Most party leaders of whatever party get involved in politics at university and then go on apparently believing the same thing decade after decade as they climb the party ladder, every one like a cyclops with a single eye set on some single vision. Are they not also confused? Can they really not see the other view? Have they plucked one eye out or have they learned that to even admit to considering a view contrary to the one they sell will end their career? Political movements have a great deal in common with religious communities. They are communities of shared belief with the same rituals and ranks and promises of miracles. We are easily deluded people following easily deluded leaders.
How can we deal with the current pandemic of delusion and alternative truths? We can jump up and shout 'Lies and falsehoods!' but the problem with that is that the adherents of the unlikely theories also jump up and say just the same thing about the truth, often shouting the loudest. The uninformed listener does not know what to make of it.
The solution, if there is one, must be something to do with that person-centred theory, recognising and compensating for our own reflection which is forever superimposed upon our Christmas tree bauble view of the world. Often we cannot know for sure which view is correct and so they must be held one in each hand and gently weighed up. Sometimes we must accept that we do not quite know which is the heaviest and most certainly should not be telling others what to believe when it is really best they decide for themselves. Going on social media to repeatedly promote a personal conviction is probably a bad idea.
When my mother was taken into Monklands General Hospital a week before she died, my brother and I were with her when a priest came to give her the Sacrament of the Sick. I asked her: 'Would you like us to leave so Father can hear your confession?' With admirable confidence, she said: 'Why? I have not committed any sins'. And then, turning to the priest with a strange apologetic humour, said: 'John is a miracle Father, or at least I think he is. But… who knows? Maybe it was just a wasp sting'. The priest looked a little bemused. I'm not sure how I looked. This was a possibility she had never mentioned to me in my entire life and it was probably better that she hadn't. It was perhaps the bravest of confessions.
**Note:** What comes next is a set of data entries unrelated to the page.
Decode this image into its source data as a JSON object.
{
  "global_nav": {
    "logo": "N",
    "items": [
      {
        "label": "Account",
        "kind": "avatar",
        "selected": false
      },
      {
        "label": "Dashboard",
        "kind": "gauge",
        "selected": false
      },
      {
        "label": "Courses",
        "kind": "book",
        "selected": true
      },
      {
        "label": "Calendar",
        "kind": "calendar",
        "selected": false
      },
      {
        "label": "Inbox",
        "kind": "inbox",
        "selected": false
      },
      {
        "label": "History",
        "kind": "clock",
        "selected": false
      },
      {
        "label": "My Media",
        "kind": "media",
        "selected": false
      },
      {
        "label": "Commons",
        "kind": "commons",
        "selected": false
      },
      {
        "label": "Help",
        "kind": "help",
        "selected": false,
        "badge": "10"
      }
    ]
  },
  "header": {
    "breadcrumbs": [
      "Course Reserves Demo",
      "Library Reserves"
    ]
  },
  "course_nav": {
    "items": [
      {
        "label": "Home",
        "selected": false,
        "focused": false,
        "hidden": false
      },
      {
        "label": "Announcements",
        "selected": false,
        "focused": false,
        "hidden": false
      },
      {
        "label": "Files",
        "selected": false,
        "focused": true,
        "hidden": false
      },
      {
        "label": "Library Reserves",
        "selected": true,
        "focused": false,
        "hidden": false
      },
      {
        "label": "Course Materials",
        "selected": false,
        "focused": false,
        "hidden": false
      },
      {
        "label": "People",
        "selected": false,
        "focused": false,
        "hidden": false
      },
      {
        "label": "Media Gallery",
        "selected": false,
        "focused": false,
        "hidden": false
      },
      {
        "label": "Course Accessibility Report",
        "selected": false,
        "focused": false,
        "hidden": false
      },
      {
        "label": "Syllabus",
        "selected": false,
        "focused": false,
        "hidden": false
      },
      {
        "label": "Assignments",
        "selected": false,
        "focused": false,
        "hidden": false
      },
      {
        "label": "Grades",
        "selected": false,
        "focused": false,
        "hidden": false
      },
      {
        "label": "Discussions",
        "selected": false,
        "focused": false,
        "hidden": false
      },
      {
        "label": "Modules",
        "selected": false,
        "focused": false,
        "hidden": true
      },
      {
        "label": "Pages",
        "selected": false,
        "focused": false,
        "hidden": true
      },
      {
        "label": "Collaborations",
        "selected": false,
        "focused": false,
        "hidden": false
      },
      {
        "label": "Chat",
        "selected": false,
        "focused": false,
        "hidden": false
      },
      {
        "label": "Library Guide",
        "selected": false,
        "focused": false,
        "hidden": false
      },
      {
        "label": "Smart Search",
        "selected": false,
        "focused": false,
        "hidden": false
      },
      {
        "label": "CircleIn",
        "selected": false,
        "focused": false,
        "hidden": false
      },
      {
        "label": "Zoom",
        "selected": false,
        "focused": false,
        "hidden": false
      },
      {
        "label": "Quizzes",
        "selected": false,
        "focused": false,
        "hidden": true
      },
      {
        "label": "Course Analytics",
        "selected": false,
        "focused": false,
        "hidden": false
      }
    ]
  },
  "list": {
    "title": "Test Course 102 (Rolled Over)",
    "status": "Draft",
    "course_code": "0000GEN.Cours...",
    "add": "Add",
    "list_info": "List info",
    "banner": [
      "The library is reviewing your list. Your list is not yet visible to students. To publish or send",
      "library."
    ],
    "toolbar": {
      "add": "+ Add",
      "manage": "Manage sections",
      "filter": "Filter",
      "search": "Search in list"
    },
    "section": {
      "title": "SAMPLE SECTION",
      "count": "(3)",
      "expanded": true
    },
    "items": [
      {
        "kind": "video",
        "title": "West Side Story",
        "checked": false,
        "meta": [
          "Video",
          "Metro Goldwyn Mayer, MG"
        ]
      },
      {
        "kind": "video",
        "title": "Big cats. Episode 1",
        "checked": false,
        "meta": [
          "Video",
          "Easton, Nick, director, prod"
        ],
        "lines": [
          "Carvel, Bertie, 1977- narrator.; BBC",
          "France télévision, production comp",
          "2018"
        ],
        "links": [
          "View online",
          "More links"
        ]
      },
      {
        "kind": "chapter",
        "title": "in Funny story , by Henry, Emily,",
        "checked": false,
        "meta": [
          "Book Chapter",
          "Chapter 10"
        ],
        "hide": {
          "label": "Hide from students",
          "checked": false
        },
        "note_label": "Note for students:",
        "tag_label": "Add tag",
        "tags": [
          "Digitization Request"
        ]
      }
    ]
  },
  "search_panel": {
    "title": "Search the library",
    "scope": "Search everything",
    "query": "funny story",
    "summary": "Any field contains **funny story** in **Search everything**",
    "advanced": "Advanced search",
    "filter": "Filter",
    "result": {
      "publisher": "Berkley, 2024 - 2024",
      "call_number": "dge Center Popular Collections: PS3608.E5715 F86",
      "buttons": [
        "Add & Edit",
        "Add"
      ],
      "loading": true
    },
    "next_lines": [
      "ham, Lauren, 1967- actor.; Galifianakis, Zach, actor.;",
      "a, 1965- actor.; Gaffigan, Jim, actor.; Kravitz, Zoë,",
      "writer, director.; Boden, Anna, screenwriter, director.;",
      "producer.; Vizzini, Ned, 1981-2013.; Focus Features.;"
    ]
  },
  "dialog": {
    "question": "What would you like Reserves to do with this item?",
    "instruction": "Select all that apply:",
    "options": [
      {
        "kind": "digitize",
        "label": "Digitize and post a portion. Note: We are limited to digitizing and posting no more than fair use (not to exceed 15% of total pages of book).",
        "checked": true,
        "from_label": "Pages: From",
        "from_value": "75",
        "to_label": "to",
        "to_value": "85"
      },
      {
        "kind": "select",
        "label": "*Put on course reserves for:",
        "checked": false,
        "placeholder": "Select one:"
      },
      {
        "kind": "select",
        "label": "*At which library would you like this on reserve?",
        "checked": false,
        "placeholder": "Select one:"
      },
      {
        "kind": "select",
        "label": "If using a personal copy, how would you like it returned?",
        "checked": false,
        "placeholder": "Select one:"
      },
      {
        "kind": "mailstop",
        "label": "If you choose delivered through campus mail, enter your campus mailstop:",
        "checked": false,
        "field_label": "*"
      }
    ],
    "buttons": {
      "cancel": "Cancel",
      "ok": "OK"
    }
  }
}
Did she know I already knew? I'll never know.
John McGrath is a retired teacher of Physics and Maths who lives with his partner and daughter in Portobello